[YOUR OBJECTIVE] Search the listing for the word "folder" and return each line that contains it.

# # # # # # #

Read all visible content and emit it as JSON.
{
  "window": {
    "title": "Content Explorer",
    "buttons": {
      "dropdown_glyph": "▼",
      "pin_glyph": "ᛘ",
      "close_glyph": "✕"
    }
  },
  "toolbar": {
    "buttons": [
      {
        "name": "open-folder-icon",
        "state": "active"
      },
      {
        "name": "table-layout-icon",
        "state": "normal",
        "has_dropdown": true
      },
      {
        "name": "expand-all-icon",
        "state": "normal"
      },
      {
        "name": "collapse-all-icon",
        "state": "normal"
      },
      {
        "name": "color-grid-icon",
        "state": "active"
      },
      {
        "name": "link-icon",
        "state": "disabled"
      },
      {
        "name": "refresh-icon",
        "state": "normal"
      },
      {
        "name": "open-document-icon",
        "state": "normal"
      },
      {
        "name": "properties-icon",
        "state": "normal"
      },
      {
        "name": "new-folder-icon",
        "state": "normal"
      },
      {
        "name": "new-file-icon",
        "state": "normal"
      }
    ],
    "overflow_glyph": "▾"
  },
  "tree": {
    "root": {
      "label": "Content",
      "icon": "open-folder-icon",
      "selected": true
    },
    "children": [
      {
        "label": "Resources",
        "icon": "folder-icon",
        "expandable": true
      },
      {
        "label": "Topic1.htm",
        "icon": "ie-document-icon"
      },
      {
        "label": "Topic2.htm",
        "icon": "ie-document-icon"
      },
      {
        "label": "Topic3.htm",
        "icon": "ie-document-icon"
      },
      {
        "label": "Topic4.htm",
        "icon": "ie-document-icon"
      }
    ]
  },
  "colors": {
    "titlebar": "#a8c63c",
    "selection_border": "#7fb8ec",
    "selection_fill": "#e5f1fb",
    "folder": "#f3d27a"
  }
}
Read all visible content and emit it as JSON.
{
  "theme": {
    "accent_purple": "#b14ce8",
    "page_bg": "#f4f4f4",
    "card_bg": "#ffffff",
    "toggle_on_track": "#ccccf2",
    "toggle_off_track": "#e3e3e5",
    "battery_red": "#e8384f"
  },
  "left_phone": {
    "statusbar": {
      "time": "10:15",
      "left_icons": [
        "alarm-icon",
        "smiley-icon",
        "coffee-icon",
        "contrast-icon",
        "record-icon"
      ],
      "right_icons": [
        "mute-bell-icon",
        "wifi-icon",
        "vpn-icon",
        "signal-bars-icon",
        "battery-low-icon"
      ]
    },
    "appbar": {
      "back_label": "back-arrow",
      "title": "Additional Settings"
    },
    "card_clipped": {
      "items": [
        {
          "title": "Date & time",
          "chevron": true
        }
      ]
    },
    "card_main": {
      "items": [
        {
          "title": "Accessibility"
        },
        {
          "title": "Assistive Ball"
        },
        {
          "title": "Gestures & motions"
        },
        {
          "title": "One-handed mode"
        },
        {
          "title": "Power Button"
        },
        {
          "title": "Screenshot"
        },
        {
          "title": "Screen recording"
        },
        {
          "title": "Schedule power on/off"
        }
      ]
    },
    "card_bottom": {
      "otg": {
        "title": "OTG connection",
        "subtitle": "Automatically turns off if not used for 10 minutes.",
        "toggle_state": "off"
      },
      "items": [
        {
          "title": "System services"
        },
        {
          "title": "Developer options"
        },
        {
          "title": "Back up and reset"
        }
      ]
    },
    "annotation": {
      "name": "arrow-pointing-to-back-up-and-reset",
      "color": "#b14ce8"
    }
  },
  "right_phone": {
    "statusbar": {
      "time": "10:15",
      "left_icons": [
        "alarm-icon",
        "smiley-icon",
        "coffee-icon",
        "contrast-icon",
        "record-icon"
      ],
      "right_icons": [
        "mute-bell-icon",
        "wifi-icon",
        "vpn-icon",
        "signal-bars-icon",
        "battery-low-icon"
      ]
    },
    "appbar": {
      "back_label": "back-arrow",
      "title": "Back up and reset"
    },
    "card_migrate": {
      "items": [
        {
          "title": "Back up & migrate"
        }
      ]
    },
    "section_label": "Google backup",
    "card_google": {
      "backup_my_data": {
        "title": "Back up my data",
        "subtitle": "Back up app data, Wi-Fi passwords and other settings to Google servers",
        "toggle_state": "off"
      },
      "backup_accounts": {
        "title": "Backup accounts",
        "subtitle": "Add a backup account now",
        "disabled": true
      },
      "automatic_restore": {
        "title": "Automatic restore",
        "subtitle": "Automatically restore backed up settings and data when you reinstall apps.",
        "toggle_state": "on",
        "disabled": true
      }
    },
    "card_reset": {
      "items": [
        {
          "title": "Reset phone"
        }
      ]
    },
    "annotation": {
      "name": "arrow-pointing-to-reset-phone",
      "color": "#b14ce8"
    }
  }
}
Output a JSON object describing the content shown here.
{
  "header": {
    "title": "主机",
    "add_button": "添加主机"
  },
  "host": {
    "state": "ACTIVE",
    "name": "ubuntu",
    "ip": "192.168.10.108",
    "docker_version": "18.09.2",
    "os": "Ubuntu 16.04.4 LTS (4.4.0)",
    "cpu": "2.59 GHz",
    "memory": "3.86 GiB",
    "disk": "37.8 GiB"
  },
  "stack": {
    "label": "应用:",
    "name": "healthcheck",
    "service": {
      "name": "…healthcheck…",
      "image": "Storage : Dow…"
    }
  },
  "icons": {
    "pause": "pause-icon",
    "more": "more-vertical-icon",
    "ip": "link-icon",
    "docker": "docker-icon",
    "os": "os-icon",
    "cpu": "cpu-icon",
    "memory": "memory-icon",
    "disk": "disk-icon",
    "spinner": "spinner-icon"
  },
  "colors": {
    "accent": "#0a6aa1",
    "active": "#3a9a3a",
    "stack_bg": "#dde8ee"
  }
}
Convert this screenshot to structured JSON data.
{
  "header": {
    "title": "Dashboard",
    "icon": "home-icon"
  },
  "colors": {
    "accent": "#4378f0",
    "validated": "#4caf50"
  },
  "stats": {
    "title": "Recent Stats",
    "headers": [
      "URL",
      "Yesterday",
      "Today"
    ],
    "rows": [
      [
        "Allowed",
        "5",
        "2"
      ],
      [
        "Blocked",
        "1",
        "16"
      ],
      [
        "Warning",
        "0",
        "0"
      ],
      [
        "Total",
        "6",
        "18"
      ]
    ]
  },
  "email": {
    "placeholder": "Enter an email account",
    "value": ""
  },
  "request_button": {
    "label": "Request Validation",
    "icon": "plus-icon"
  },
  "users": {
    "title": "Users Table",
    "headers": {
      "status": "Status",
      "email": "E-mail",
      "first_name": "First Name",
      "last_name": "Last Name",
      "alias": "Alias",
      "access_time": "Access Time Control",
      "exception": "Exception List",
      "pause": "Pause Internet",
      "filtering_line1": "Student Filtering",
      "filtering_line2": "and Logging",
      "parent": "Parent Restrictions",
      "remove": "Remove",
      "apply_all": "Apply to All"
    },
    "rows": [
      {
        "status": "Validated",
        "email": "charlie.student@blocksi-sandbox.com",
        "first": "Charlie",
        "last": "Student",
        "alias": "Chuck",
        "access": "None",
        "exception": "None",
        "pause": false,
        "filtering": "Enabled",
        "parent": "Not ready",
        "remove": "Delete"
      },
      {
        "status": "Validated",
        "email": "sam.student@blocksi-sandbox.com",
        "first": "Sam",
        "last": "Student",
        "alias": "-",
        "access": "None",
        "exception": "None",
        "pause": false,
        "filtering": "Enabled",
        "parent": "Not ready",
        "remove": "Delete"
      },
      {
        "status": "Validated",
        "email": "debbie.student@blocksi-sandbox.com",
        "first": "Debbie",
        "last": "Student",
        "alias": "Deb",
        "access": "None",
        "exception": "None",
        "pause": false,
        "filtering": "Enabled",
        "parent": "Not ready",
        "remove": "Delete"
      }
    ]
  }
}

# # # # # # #

[EXERCISE OUTPUT]
        "name": "open-folder-icon",
        "name": "new-folder-icon",
      "icon": "open-folder-icon",
        "icon": "folder-icon",
    "folder": "#f3d27a"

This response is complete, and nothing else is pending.